Damien Lewis

Damien Lewis has spent twenty years reporting from war, disaster and conflict zones around the world. He has written a dozen non-fiction and fiction books, topping bestseller lists worldwide, and is published in some thirty languages. Two of his books are being made into feature films.

David Hair

David Hair, an award-winning writer of fantasy, has been inspired by his travels around the globe. He was born in New Zealand and after spending time in Britain and Europe, he moved to India for several years, which sparked both the Moontide Quartet and the Ravana series. He now lives in Bangkok, Thailand.
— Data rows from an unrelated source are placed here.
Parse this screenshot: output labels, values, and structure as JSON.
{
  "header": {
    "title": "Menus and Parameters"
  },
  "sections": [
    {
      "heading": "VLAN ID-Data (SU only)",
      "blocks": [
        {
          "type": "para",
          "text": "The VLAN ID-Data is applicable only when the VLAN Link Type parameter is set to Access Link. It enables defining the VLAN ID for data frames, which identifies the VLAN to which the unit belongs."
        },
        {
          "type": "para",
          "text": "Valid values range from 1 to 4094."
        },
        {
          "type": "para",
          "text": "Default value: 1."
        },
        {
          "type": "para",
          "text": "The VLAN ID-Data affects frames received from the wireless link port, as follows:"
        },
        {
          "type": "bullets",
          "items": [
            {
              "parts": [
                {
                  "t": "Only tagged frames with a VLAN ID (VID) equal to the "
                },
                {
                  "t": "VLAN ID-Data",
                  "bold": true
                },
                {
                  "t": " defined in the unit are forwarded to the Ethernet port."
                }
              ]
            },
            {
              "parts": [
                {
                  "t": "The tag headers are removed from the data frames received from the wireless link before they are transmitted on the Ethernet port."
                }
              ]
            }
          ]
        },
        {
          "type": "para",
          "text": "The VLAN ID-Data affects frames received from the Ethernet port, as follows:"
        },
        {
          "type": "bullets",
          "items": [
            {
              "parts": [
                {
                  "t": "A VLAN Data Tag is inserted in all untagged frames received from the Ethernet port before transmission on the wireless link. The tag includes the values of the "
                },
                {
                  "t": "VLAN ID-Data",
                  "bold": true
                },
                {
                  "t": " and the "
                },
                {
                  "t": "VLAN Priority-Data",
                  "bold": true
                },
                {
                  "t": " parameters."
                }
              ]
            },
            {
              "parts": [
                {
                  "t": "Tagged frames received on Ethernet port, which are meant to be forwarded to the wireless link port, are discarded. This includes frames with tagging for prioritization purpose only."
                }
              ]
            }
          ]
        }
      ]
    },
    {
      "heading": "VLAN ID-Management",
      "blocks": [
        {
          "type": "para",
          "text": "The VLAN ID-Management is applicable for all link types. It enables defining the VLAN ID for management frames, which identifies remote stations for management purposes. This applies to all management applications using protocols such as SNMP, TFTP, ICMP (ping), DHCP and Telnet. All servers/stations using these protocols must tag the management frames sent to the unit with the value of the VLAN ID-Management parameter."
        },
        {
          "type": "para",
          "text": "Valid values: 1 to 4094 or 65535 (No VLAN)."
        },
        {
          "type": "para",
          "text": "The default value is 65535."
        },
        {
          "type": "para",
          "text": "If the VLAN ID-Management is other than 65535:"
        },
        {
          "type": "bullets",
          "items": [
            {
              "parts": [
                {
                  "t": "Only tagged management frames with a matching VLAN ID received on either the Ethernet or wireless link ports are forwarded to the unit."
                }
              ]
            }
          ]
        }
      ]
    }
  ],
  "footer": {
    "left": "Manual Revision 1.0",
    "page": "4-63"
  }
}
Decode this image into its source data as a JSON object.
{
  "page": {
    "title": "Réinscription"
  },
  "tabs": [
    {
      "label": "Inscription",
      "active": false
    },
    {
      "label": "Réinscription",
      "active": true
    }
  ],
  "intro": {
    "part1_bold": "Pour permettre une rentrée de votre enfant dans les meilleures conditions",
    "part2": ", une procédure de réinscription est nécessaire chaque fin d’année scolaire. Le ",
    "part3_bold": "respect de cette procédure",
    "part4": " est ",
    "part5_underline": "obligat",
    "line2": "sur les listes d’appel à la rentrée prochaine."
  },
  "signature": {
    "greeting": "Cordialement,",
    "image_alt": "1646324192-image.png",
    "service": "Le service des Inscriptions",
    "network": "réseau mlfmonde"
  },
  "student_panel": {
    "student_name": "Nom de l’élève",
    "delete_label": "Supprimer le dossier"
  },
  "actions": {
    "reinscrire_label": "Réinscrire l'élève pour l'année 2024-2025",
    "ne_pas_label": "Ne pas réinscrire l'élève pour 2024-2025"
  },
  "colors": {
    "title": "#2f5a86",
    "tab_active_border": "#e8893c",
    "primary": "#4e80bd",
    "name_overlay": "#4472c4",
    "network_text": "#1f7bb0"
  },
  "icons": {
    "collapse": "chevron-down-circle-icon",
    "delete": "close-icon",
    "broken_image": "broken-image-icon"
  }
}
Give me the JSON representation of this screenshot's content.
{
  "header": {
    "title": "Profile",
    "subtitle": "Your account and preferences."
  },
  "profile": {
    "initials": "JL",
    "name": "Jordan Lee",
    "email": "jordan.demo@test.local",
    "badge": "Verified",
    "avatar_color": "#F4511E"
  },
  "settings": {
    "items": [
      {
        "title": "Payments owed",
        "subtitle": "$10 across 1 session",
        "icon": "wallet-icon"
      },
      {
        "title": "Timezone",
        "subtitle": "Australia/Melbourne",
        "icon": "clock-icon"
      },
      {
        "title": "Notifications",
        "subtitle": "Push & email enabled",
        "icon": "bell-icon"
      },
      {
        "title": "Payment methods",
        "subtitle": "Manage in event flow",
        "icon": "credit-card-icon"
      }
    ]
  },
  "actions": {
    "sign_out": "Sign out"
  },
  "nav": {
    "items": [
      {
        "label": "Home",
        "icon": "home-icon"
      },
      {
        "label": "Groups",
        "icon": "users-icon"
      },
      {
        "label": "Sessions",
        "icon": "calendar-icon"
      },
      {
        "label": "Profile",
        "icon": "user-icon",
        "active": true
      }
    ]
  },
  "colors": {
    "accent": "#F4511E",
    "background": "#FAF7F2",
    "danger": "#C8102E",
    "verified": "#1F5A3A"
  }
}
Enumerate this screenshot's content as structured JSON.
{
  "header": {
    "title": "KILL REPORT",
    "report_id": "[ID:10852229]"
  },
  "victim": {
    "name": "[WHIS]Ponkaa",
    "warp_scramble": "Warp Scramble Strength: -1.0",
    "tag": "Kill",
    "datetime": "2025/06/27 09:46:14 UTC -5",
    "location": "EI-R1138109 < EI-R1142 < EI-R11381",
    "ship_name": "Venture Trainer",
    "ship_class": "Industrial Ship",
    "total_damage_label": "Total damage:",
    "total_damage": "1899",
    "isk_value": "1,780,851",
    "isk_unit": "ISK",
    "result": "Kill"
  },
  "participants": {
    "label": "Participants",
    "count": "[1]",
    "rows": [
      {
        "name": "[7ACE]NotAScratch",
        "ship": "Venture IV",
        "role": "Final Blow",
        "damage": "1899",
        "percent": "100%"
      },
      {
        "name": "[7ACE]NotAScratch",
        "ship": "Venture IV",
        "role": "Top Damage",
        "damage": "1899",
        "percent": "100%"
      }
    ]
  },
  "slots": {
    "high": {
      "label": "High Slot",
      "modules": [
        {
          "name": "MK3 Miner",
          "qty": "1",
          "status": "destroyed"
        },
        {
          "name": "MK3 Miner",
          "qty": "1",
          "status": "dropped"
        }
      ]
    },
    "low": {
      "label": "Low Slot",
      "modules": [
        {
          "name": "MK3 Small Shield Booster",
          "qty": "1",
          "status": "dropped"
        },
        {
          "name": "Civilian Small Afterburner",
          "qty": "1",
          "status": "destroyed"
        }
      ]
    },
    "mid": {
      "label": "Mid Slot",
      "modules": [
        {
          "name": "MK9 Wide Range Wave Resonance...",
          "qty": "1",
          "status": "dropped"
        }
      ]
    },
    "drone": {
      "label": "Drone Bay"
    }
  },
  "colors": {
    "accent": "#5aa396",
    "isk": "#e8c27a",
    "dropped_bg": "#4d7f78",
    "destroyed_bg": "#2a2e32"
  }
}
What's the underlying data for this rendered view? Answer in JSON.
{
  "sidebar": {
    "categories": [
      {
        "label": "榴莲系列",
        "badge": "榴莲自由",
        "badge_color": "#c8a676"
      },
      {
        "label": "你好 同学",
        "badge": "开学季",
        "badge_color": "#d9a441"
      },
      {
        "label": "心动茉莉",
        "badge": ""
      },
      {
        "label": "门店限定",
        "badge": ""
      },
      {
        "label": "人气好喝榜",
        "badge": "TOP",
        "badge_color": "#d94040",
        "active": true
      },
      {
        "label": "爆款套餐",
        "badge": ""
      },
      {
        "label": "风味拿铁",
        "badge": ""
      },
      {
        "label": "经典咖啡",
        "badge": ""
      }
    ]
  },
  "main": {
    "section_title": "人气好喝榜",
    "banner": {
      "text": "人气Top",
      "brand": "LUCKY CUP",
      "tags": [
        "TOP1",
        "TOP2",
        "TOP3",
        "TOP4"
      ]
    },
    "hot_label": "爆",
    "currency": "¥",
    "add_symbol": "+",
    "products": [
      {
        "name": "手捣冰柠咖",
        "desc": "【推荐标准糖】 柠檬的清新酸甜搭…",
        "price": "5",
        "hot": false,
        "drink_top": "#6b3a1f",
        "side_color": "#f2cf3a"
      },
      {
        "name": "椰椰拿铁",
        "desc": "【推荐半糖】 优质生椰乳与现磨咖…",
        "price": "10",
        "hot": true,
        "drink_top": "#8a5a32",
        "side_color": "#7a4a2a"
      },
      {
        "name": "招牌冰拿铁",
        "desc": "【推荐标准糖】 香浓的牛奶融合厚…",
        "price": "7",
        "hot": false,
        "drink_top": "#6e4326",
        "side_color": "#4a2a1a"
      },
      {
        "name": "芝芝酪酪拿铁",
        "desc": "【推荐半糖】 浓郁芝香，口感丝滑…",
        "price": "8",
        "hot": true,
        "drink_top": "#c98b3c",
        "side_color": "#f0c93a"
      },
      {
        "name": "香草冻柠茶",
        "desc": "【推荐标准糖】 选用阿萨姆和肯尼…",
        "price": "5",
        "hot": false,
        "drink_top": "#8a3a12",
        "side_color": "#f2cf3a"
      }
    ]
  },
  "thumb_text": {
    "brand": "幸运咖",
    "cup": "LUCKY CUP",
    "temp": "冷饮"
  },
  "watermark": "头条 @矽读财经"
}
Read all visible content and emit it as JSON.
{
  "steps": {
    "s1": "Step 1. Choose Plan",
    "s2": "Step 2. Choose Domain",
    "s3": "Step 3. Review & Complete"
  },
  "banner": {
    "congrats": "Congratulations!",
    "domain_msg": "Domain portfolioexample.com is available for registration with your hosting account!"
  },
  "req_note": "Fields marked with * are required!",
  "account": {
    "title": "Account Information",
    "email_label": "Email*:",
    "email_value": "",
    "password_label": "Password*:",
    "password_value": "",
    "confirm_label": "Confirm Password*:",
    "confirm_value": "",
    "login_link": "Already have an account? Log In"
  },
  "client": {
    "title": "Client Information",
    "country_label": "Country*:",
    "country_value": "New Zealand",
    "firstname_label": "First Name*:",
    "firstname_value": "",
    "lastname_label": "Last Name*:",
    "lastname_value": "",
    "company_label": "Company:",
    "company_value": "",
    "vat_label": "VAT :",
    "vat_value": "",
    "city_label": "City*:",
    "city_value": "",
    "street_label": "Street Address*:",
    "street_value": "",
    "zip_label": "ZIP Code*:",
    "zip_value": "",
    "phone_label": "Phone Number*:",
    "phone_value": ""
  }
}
His epic fantasy sagas The Moontide Quartet and The Sunsurge Quartet, and The Return of Ravana, his retelling of the Indian epic The Ramayana, are all published by Jo Fletcher Books.

Elly Griffiths

WINNER OF THE 2016 CWA DAGGER IN THE LIBRARY. Elly Griffiths was born in London. She worked in publishing before becoming a full-time writer. Her bestselling series of Dr Ruth Galloway novels, featuring a forensic archaeologist, are set in Norfolk. The series has won the CWA Dagger in the Library, and has been shortlisted three times for the Theakston's Old Peculier Crime Novel of the Year. Her Stephens and Mephisto series is based in 1950s Brighton. She lives near Brighton with her husband, an archaeologist, and their two children.

Hilary Boyd

Hilary Boyd trained as a nurse at Great Ormond Street Hospital, then as a marriage guidance counselor. After a degree in English Literature at London University in her thirties, she moved into health journalism, writing a Mind, Body, Spirit column for the Daily Express. She published six non-fiction books on health-related subjects before turning to fiction and writing a string of bestsellers, starting with Thursdays in the Park. Hilary is married to film director/producer Don Boyd and lives near Chichester, West Sussex.